In January, the ACLU of Michigan sent a letter to Royal Oak city officials after learning that police were enforcing an unconstitutional ordinance that made it a crime for individuals to peacefully ask for money on all public streets and sidewalks. Earlier this month, the Royal Oak City Commission voted to amend the ordinance to comply with state and federal rulings that protect begging in public spaces as protected speech under the First Amendment.

“Royal Oak was not the only city with an unconstitutional begging ordinance,” said Korobkin. “We hope other cities will take this opportunity to review their city code and follow Royal Oak’s lead in protecting the constitutional rights of poor people.”

At least a dozen other Oakland County municipalities, including Birmingham, Bloomfield Hills, Farmington, Farmington Hills, Madison Heights, Milford, Novi, Northville, South Lyon, Walled Lake, Waterford and West Bloomfield, completely ban begging in violation of the Constitution.

"The ACLU is not opposed to laws that protect citizens from threats, intimidation and harassment,” said Korobkin. “However, city officials across the state should be on notice that our laws cannot be used as a tool to silence the voices of innocent people who rely on charity to survive.”

Royal Oak’s new ordinance prohibits only "aggressive begging," which is clearly defined as:

  • Touching the solicited person without consent.
  • Blocking the path of a person being solicited or the entrance to a building or vehicle.
  • Following behind, alongside or ahead of a person who walks away from a solicitor.
  • Using abusive language or gestures during a solicitation or when a donation is refused; communicating anything that would make a reasonable person feel fearful or compelled to give.
  • Soliciting someone at a sidewalk cafe without getting the owner's permission.

Courts have upheld “aggressive begging” ordinances provided they are narrowly tailored to protect the public from actual harm and leave open ample alternatives for panhandling in public places.

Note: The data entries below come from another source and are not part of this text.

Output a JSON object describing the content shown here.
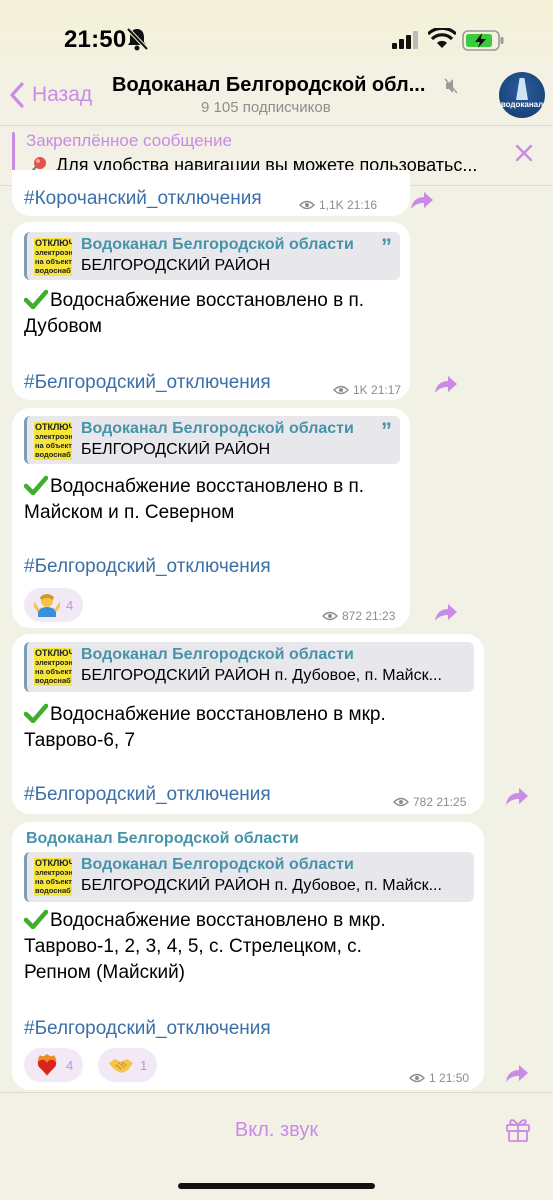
{
  "status_bar": {
    "time": "21:50"
  },
  "header": {
    "back_label": "Назад",
    "title": "Водоканал Белгородской обл...",
    "subscribers": "9 105 подписчиков",
    "avatar_caption": "водоканал"
  },
  "pinned": {
    "title": "Закреплённое сообщение",
    "text": "Для удобства навигации вы можете пользоватьс..."
  },
  "reply_thumb_lines": [
    "ОТКЛЮЧ",
    "электроэн",
    "на объект",
    "водоснаб"
  ],
  "messages": [
    {
      "hashtag": "#Корочанский_отключения",
      "views": "1,1K",
      "time": "21:16"
    },
    {
      "reply_name": "Водоканал Белгородской области",
      "reply_text": "БЕЛГОРОДСКИЙ РАЙОН",
      "line1": "Водоснабжение восстановлено в п.",
      "line2": "Дубовом",
      "hashtag": "#Белгородский_отключения",
      "views": "1K",
      "time": "21:17"
    },
    {
      "reply_name": "Водоканал Белгородской области",
      "reply_text": "БЕЛГОРОДСКИЙ РАЙОН",
      "line1": "Водоснабжение восстановлено в п.",
      "line2": "Майском и п. Северном",
      "hashtag": "#Белгородский_отключения",
      "reaction_count": "4",
      "reaction_icon": "shrug-emoji",
      "views": "872",
      "time": "21:23"
    },
    {
      "reply_name": "Водоканал Белгородской области",
      "reply_text": "БЕЛГОРОДСКИЙ РАЙОН п. Дубовое, п. Майск...",
      "line1": "Водоснабжение восстановлено в мкр.",
      "line2": "Таврово-6, 7",
      "hashtag": "#Белгородский_отключения",
      "views": "782",
      "time": "21:25"
    },
    {
      "author": "Водоканал Белгородской области",
      "reply_name": "Водоканал Белгородской области",
      "reply_text": "БЕЛГОРОДСКИЙ РАЙОН п. Дубовое, п. Майск...",
      "line1": "Водоснабжение восстановлено в мкр.",
      "line2": "Таврово-1, 2, 3, 4, 5, с. Стрелецком, с.",
      "line3": "Репном (Майский)",
      "hashtag": "#Белгородский_отключения",
      "reaction1_count": "4",
      "reaction1_icon": "heart-on-fire-emoji",
      "reaction2_count": "1",
      "reaction2_icon": "handshake-emoji",
      "views": "1",
      "time": "21:50"
    }
  ],
  "bottom": {
    "sound_label": "Вкл. звук"
  },
  "colors": {
    "accent": "#c98be6",
    "link": "#3a6fa8",
    "reply_name": "#4793a9",
    "background": "#f2f1e6"
  }
}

In addition to Korobkin, the ACLU of Michigan’s letter to Royal Oak was signed by Richard H. Lobenthal, ACLU Oakland County Branch president, and Michael J. Steinberg, the ACLU of Michigan’s legal director.

Read the ACLU of Michigan’s letter to the Royal Oak Police Chief and City Attorney.

Related Issues: